The Dark Knight trilogy, 2005-2012, with Batman fighting evil forces in a Gotham
City that looks a lot like Chicago. The popular DC Comics superhero Batman first showed up on screen in serials from the 1940sand kept a strong fanbase encouraged by a 1960s television series and star turns by Michael Keaton, Val Kilmer, and George Clooney—along with an animated variation involving Lego toys. But no one nails it like director Christopher Nolan and his casting of Christian Bale as the human superhero whose bat-caped entity also goes by the names Bruce Wayne and The Dark Knight.
Played straight and with edge, Nolan’s reboot put humanity into characters, often bypassing computer-generated effects for a more intense sense of reality—hence use of actual city locations in Chicago. In an Oscar-winning turn as Batman nemesis The Joker for The Dark Knight, Heath Ledger starts his rampage with at Gotham National Bank,
a.k.a. Chicago’s old post office building on 404 West Harrison. The trilogy’s first entry, Batman Begins, joins The Dark Knight in using a parking garage at 200 West Randolph Street. And, joining the Blues Brothers, Batman finds himself at the Richard Daley Center—only he claims it for himself, calling it Wayne Enterprises.
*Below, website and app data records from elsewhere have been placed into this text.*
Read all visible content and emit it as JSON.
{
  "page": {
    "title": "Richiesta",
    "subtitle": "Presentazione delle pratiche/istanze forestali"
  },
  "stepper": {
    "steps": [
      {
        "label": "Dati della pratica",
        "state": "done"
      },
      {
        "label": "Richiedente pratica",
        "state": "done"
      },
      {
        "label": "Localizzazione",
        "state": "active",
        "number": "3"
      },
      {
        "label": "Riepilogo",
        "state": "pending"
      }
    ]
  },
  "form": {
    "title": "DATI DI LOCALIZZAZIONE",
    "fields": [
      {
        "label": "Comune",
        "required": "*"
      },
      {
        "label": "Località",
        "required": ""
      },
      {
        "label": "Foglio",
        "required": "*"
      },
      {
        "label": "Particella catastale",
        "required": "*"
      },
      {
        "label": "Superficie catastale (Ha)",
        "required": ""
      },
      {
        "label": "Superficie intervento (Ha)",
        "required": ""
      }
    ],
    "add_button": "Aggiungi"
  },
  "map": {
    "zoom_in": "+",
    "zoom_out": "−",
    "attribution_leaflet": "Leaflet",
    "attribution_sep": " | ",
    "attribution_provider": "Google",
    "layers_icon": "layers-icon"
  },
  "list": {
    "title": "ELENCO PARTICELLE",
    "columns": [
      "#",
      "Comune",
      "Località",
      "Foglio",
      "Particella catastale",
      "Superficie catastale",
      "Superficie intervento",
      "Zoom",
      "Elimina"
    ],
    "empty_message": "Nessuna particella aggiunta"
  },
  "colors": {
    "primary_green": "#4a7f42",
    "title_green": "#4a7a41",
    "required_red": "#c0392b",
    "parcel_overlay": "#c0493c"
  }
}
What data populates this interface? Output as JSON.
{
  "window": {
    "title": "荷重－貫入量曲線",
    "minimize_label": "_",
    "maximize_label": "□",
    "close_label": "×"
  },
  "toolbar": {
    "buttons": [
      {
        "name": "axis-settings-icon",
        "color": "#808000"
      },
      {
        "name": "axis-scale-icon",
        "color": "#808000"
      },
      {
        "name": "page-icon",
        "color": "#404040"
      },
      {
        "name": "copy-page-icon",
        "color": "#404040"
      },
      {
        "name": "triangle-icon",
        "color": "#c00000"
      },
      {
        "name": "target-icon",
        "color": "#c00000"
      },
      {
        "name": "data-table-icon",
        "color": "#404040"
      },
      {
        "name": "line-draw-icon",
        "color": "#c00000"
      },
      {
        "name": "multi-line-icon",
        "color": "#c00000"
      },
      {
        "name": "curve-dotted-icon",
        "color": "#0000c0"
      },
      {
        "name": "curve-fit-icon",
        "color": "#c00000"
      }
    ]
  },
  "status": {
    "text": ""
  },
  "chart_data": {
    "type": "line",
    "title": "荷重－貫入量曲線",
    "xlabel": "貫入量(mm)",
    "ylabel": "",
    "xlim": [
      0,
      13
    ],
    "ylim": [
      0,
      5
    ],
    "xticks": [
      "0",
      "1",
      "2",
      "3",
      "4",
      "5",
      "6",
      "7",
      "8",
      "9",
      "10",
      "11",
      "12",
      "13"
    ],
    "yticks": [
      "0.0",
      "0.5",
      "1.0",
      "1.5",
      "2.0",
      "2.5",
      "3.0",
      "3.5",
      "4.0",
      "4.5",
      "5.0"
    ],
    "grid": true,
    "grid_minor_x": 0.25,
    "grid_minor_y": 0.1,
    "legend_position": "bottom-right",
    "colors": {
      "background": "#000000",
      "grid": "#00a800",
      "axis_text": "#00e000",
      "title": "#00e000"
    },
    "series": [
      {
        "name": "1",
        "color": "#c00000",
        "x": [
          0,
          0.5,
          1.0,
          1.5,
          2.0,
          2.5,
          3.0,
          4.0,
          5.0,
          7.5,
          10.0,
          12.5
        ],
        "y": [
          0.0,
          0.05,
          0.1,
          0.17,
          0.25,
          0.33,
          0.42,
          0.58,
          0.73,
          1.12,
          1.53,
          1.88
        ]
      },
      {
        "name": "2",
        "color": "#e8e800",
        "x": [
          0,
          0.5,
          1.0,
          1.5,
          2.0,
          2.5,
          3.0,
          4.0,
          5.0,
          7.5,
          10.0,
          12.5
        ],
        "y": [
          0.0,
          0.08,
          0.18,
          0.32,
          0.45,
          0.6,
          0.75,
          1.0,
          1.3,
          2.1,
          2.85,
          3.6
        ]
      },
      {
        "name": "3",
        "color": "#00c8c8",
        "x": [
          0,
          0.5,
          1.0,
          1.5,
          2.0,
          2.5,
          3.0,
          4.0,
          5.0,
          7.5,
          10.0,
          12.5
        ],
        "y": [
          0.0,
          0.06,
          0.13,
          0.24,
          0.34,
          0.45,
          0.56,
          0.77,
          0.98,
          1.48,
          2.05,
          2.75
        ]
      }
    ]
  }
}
Ferris Bueller’s Day Off, 1986, with Matthew Broderick ditching school but learning plenty in downtown Chicago. Writer-director John Hughes bypassed teen angst by creating happy-go-lucky Ferris Bueller, wise beyond his years with the realization that life and learning involve more than school. Comfortable in the region where he grew up, Hughes used Chicago in Sixteen Candles and The Breakfast Club. He lets Ferris Bueller expand his Chicago appreciation by visiting iconic city locations ranging from Wrigley Field to the Chicago Institute of Art.